The Naming of Winfield.


Around the First of December, 1870 The Walnut Valley times repeated a Winfield Censor article -"A BAPTIST CHURCH. The Rev. Winfield Scott was here a few days of this and last week and preached several interesting sermons. He woke our people up to the importance of building a church at once. A building committee has been selected, the site chosen, the work commenced. The structure is to be of stone, 24 x 40 on the ground, 16 and 1/2 feet walls. Over $500 of the money necessary for the building has been pledged, and the stone is already being delivered on the ground.

The Winfield Town Company was organized January 13, 1870, With the power to lay out a town site upon the open prairie, east of the Walnut river and south of Dutch (Timber) creek, in Cowley County, Kansas. The Question of a name for the new town puzzled its fathers for several days. A minority wanted it called 'Lagonda', but the majority decided to honor Winfield Scott's christened name. He was at that time the minister in charge of the Baptist church, in Leavenworth.


The Traveler of February 10, 1886 reported a letter from the Osage agency. In it is given the Indian name for Winfield.

The legend as told me is as follows: Long before the white men came to the country, the Indians traveled to and from their reservations to the buffalo country west, and one of their trails led across the present town site of Winfield. Near the ford on the Walnut was a great camping ground of the tribe. A large hole filled with water near the ford, supplied drink for their ponies, and they were in the habit of driving the animals in to the water for a swim. They say on one occasion, while quite a number of ponies were in swimming water, a large animal came to the surface and took one of them down under the surface, and they never saw it again. They were ever after afraid to water there.

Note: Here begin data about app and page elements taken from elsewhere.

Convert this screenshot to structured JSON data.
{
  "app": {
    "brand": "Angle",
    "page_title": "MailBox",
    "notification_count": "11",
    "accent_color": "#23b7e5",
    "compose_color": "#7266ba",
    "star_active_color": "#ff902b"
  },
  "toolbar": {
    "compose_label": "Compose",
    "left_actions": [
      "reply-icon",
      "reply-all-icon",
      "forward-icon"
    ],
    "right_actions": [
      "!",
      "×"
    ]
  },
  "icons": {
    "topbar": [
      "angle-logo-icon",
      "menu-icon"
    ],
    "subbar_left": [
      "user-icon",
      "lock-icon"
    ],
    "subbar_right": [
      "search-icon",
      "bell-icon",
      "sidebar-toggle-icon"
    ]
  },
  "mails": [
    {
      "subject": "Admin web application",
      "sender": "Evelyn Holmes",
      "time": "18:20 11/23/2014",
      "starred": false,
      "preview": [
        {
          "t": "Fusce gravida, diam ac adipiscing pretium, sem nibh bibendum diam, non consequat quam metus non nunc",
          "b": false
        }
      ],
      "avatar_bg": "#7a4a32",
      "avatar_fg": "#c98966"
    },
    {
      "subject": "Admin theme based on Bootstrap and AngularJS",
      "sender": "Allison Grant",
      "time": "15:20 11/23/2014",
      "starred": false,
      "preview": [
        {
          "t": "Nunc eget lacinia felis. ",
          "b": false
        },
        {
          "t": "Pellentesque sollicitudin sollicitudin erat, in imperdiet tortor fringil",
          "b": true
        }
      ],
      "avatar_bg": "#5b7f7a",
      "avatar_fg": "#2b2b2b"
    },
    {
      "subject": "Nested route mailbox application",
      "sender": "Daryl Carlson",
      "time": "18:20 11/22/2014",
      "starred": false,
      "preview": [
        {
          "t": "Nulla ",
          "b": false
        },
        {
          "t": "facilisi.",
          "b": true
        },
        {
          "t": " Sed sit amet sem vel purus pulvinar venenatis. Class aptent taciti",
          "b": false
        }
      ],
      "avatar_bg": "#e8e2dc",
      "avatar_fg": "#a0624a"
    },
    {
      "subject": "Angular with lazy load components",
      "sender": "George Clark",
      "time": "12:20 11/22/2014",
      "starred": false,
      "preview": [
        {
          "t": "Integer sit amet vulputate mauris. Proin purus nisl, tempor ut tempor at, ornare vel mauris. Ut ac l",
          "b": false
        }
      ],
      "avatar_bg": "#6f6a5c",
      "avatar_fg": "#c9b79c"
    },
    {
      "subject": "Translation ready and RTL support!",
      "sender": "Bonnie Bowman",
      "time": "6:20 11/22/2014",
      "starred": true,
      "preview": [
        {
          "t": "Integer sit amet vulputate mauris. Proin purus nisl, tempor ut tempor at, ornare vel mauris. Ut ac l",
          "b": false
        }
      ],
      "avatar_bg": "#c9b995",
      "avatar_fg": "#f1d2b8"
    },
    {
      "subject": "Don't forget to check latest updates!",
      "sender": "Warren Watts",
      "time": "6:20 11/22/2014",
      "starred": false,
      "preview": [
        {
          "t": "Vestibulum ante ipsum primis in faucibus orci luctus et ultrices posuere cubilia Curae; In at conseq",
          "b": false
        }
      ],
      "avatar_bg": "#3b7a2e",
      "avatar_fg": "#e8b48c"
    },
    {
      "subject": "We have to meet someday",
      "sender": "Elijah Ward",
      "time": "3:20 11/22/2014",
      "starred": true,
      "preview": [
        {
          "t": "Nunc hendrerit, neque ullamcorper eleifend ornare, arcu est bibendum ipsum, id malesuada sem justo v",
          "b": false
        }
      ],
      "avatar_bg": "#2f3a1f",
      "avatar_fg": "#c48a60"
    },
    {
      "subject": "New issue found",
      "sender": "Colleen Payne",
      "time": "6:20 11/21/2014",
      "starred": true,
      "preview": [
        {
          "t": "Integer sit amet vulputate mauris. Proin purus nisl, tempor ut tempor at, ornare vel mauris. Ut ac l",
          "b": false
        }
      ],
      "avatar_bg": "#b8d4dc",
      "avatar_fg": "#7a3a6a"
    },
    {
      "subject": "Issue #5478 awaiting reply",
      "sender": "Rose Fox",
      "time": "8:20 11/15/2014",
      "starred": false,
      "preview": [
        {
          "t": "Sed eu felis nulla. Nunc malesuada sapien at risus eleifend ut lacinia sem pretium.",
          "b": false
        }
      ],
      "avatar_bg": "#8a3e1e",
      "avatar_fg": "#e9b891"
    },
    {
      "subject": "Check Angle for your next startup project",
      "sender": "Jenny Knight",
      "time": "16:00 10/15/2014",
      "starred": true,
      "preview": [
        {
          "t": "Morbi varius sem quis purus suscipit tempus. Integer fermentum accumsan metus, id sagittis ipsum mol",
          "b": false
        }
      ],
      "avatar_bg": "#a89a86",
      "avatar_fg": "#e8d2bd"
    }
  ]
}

Thus the name of the town, Wah-grooskah-ope-sha, wild animal ford.